As a result of the stigma that surrounds sex work, despite how essential it is to her livelihood, Alice makes sure she takes down any identifying photos or decorations in her room before going on cam. Rama describes herself as being in an “extremely unique position in which I can tell my close family and friends what I do and they have been extremely understanding and given me space to explain my stance to them”, but stigma is still a visceral threat.
“Sex workers get kicked out of their homes, they get cut off from family, isolated and forgotten by those who choose to judge them and not hear them” she explains. Even Angel, who describes herself as “not heavily involved in the adult side of this industry”, experiences stigma, something that seems ludicrous to her.
“The amount of people that watch porn? People watch that stuff constantly, yet there is a massive judgement for people who work in the adult industry.”
“Sex workers get kicked out of their homes, they get cut off from family, isolated and forgotten by those who choose to judge them and not hear them” – Rama
According to a study conducted by the universities of Strathclyde and Leicester, over 80% of online sex workers have been a victim of crime, with stalking and harassment being among the most common. Despite never meeting clients in the flesh, Alice is not immune to the affects. “You do get scared by men; men are like I know where you live, I’ve seen you in this area” she says. “There are people… vulnerable women, who will go into this all scared and those men will scare them.”
There seems to be little political will to decrease or abolish tuition fees and bring back more loans and grants for students. The cost of living, especially for those living in major cities, shows no signs of decreasing, and so it is likely that students will continue to be involved in the adult industry for years to come. So how to destigmatise it? Organisations like the East London Stripper’s Collective clearly have a role to play. For Stacey Clare, educating the public, and decriminalising sex work, are key steps.
“Under neoliberalism everything is for sale, including all forms of labour, be they physical, emotional, intellectual or sexual” she told The Boar. “Criminalised workers are the most vulnerable workers.
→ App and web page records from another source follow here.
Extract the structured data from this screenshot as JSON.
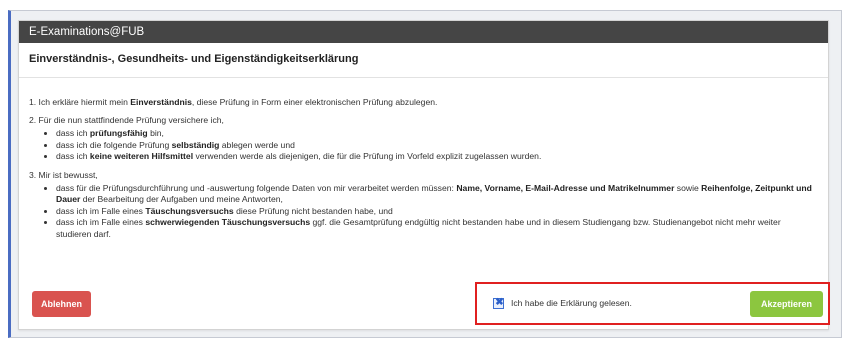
{
  "header": {
    "title": "E-Examinations@FUB"
  },
  "dialog": {
    "title": "Einverständnis-, Gesundheits- und Eigenständigkeitserklärung"
  },
  "content": {
    "p1": {
      "a": "1. Ich erkläre hiermit mein ",
      "b": "Einverständnis",
      "c": ", diese Prüfung in Form einer elektronischen Prüfung abzulegen."
    },
    "p2": {
      "text": "2. Für die nun stattfindende Prüfung versichere ich,"
    },
    "p2_items": [
      {
        "a": "dass ich ",
        "b": "prüfungsfähig",
        "c": " bin,"
      },
      {
        "a": "dass ich die folgende Prüfung ",
        "b": "selbständig",
        "c": " ablegen werde und"
      },
      {
        "a": "dass ich ",
        "b": "keine weiteren Hilfsmittel",
        "c": " verwenden werde als diejenigen, die für die Prüfung im Vorfeld explizit zugelassen wurden."
      }
    ],
    "p3": {
      "text": "3. Mir ist bewusst,"
    },
    "p3_items": [
      {
        "a": "dass für die Prüfungsdurchführung und -auswertung folgende Daten von mir verarbeitet werden müssen: ",
        "b": "Name, Vorname, E-Mail-Adresse und Matrikelnummer",
        "c": " sowie ",
        "d": "Reihenfolge, Zeitpunkt und Dauer",
        "e": " der Bearbeitung der Aufgaben und meine Antworten,"
      },
      {
        "a": "dass ich im Falle eines ",
        "b": "Täuschungsversuchs",
        "c": " diese Prüfung nicht bestanden habe, und"
      },
      {
        "a": "dass ich im Falle eines ",
        "b": "schwerwiegenden Täuschungsversuchs",
        "c": " ggf. die Gesamtprüfung endgültig nicht bestanden habe und in diesem Studiengang bzw. Studienangebot nicht mehr weiter studieren darf."
      }
    ]
  },
  "footer": {
    "decline_label": "Ablehnen",
    "accept_label": "Akzeptieren",
    "checkbox_label": "Ich habe die Erklärung gelesen.",
    "checkbox_checked": true
  },
  "colors": {
    "header_bg": "#454545",
    "decline": "#d9534f",
    "accept": "#8cc63f",
    "highlight": "#e02020"
  }
}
Criminalised marketplaces are the most violent and coercive marketplaces.”
It’s a sentiment echoed by Dr Laura Lammasniemi, assistant professor at Warwick Law School. “Northern Ireland has followed the Nordic Model of criminalising clients and the purchase of sex since 2015” she told The Boar.
“Most workers in NI reported their work seemed more dangerous since the law was passed…. Decriminalisation would enable sex workers to work together, organise as collectives, report crimes and seek help without fear of being penalised.”
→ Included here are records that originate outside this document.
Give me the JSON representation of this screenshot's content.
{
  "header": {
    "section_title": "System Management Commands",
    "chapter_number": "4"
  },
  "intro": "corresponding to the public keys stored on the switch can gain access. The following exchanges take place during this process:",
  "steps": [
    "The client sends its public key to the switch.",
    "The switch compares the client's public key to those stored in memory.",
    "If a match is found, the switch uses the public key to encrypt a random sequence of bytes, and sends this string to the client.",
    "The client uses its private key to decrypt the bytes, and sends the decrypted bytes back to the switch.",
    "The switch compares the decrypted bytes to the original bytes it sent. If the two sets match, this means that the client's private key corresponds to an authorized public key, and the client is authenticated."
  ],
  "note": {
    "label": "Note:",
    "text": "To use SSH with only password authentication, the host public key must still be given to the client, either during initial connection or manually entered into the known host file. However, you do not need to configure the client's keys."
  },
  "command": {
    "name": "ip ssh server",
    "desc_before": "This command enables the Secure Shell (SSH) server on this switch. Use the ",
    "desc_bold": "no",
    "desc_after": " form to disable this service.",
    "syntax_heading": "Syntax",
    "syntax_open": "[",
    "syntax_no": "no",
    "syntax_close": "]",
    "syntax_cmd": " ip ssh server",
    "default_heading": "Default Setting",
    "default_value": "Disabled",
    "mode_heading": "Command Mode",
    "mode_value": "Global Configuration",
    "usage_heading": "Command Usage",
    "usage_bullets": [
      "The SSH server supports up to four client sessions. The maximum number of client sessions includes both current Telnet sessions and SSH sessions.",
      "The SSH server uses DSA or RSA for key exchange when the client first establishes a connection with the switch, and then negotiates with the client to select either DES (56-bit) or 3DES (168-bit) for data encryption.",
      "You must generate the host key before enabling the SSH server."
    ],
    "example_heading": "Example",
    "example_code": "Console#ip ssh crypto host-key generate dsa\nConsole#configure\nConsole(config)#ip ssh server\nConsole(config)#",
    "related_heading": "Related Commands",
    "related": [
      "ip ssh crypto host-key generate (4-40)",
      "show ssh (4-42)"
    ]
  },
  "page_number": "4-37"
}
However, for Mike, as an independent escort, such legal changes have little impact on his wellbeing.
“It’s easier to make a stripper feel safer and stuff because they’re working for a business,” he says.
For some British students, engaging in sex work is a confidence – inspiring choice. For others, it’s their last and only option. Protecting, and empowering these students, will either require a radical rethink of the way higher education is funded, so that no student should have to rely on sex work for money. Or, it requires the beginnings of a new conversation on sex, sex work and consent, starting from an early age and continuing throughout adult life, to destigmatise the adult industry, and to protect and enhance the rights of its workers.
Either way, there’s a mountain to climb.
*Some names have been changed